The development of nuclear weapons in Japan and South Korea may result in a rise in militarization and resource rivalry in the South China Sea, which could spark conflicts and can further destabilize the area. International politics in the South China Sea region may be impacted by Japan and South Korea going nuclear. The region’s smaller countries have already accused China of bullying, and the creation of nuclear weapons by South Korea and Japan could make matters more difficult diplomatically. Other nations in the region, like Vietnam and the Philippines, might be compelled to choose a position, which could result in a more polarized regional situation.
Implications for the US:
The nuclearization of South Korea and Japan would diplomatically weaken ties between the US and both states. Since the United States has long promoted nuclear disarmament and non-proliferation, the development of nuclear weapons by Japan and South Korea would be viewed as a failure of American foreign policy. Security-wise, the nuclearization of South Korea and Japan could lead to an uptick in regional tensions and a new arms race. This would increase the probability of a nuclear conflict and directly risk the security of the United States and its allies. Furthermore, the spread of nuclear weapons in Asia may raise the possibility of nuclear terrorism, which would be of great concern to the US.
Tactical nuclear weapons in South Korea, but would also increase tensions with China and North Korea and increase the chance of a nuclear exchange on the Korean Peninsula. Further destabilizing the area and weakening global non-proliferation efforts could be nuclear sharing agreements or South Korea’s acquisition of nuclear weapons capability.
It is the ultimate goal of any state to make itself secure in any given situation by relying less on other states and depending on itself more, Japan and South Korea are also doing the same thing. The development of nuclear weapons by Japan and South Korea would have profound and far-reaching effects on regional and global security, diplomacy, military tactics, economic ties, and non-proliferation programs. These developments would require the USA to reconsider its defense and foreign policy tactics in the region and might result in an uptick in hostilities between the US and China and Russia. Additionally, it might cause an arms race in the region, which will develop more unrest and a direct security danger to China as well. If Japan and South Korea go nuclear then it surely will boost the arms race in the region including the South China Sea.

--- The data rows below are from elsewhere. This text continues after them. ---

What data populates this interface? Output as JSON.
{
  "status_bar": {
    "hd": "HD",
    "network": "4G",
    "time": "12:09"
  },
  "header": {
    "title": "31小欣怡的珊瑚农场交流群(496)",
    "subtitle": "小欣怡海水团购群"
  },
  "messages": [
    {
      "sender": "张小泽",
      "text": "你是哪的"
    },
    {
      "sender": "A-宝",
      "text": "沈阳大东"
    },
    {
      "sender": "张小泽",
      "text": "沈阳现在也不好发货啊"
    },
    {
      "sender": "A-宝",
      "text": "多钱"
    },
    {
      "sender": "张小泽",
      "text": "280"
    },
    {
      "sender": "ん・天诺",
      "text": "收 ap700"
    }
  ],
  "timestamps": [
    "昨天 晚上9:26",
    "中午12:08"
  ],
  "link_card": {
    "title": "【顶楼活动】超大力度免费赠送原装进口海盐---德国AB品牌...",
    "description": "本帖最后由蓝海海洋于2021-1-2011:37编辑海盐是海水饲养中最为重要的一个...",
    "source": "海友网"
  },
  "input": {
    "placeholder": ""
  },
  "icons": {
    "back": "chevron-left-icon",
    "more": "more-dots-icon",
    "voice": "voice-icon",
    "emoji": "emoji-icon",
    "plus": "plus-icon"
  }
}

The Author pursuing a degree in International Relations from International Islamic University Islamabad. And working as Research Officer at the Institute of Strategic Studies Islamabad (ISSI) and Pro-education Platform for Champions (PPC). Her areas of interest are East Asia and the politics of major powers.